• Task brief: Filter the listing below, please, and copy only the lines with the word "shortcut".
%%
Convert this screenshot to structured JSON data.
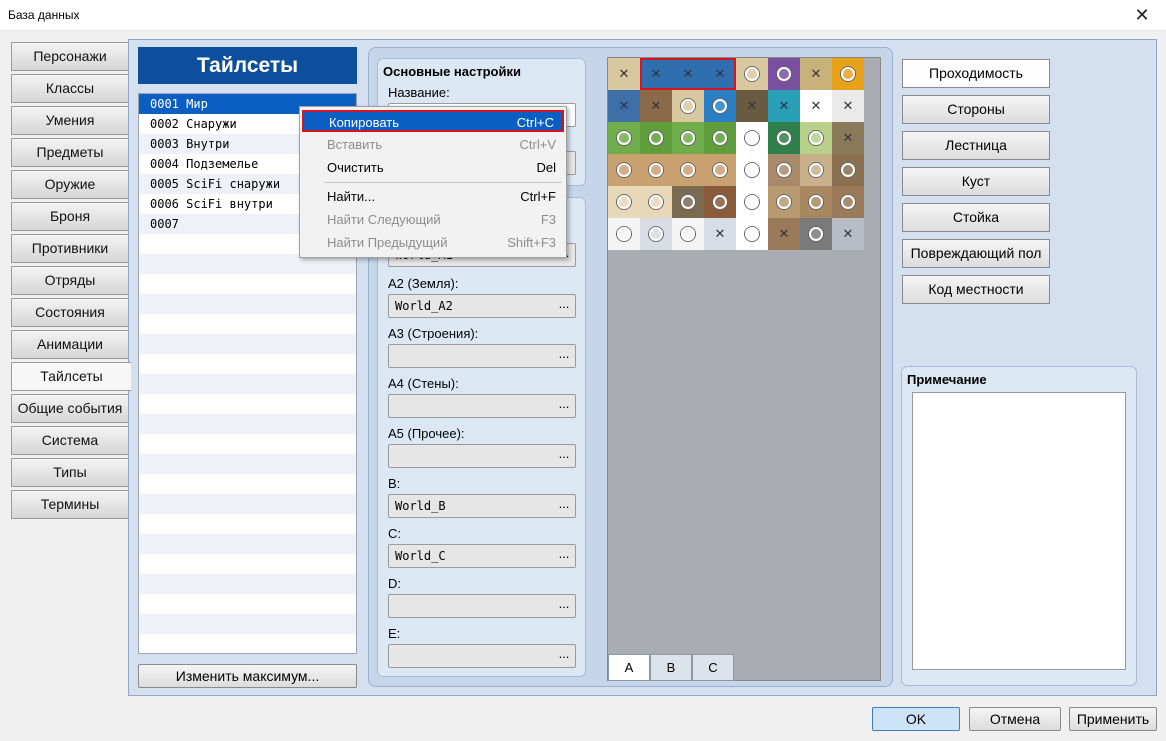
{
  "window": {
    "title": "База данных",
    "close_glyph": "✕"
  },
  "categories": [
    "Персонажи",
    "Классы",
    "Умения",
    "Предметы",
    "Оружие",
    "Броня",
    "Противники",
    "Отряды",
    "Состояния",
    "Анимации",
    "Тайлсеты",
    "Общие события",
    "Система",
    "Типы",
    "Термины"
  ],
  "active_category": "Тайлсеты",
  "list": {
    "header": "Тайлсеты",
    "rows": [
      "0001 Мир",
      "0002 Снаружи",
      "0003 Внутри",
      "0004 Подземелье",
      "0005 SciFi снаружи",
      "0006 SciFi внутри",
      "0007"
    ],
    "selected_index": 0,
    "change_max_label": "Изменить максимум..."
  },
  "settings": {
    "group_title": "Основные настройки",
    "name_label": "Название:",
    "fields": [
      {
        "label": "A2 (Земля):",
        "value": "World_A2"
      },
      {
        "label": "A3 (Строения):",
        "value": ""
      },
      {
        "label": "A4 (Стены):",
        "value": ""
      },
      {
        "label": "A5 (Прочее):",
        "value": ""
      },
      {
        "label": "B:",
        "value": "World_B"
      },
      {
        "label": "C:",
        "value": "World_C"
      },
      {
        "label": "D:",
        "value": ""
      },
      {
        "label": "E:",
        "value": ""
      }
    ],
    "a1_partial_value": "World_A1",
    "dots": "..."
  },
  "tile_tabs": [
    "A",
    "B",
    "C"
  ],
  "active_tile_tab": "A",
  "right_buttons": [
    "Проходимость",
    "Стороны",
    "Лестница",
    "Куст",
    "Стойка",
    "Повреждающий пол",
    "Код местности"
  ],
  "active_right_button": "Проходимость",
  "note": {
    "label": "Примечание"
  },
  "footer": {
    "ok": "OK",
    "cancel": "Отмена",
    "apply": "Применить"
  },
  "context_menu": [
    {
      "label": "Копировать",
      "shortcut": "Ctrl+C",
      "state": "highlighted"
    },
    {
      "label": "Вставить",
      "shortcut": "Ctrl+V",
      "state": "disabled"
    },
    {
      "label": "Очистить",
      "shortcut": "Del",
      "state": "enabled"
    },
    {
      "label": "Найти...",
      "shortcut": "Ctrl+F",
      "state": "enabled"
    },
    {
      "label": "Найти Следующий",
      "shortcut": "F3",
      "state": "disabled"
    },
    {
      "label": "Найти Предыдущий",
      "shortcut": "Shift+F3",
      "state": "disabled"
    }
  ],
  "colors": {
    "accent": "#0c5fc2",
    "header_blue": "#0c4f9c",
    "highlight_border": "#d9141e",
    "panel": "#d4e0ef"
  }
}
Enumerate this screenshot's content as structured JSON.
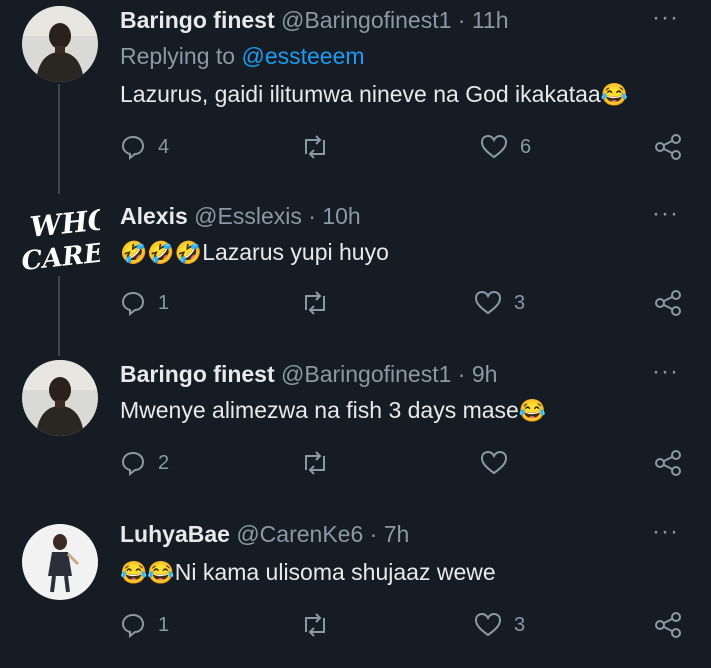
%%
• Problem solution:
      "shortcut": "Ctrl+C",
      "shortcut": "Ctrl+V",
      "shortcut": "Del",
      "shortcut": "Ctrl+F",
      "shortcut": "F3",
      "shortcut": "Shift+F3",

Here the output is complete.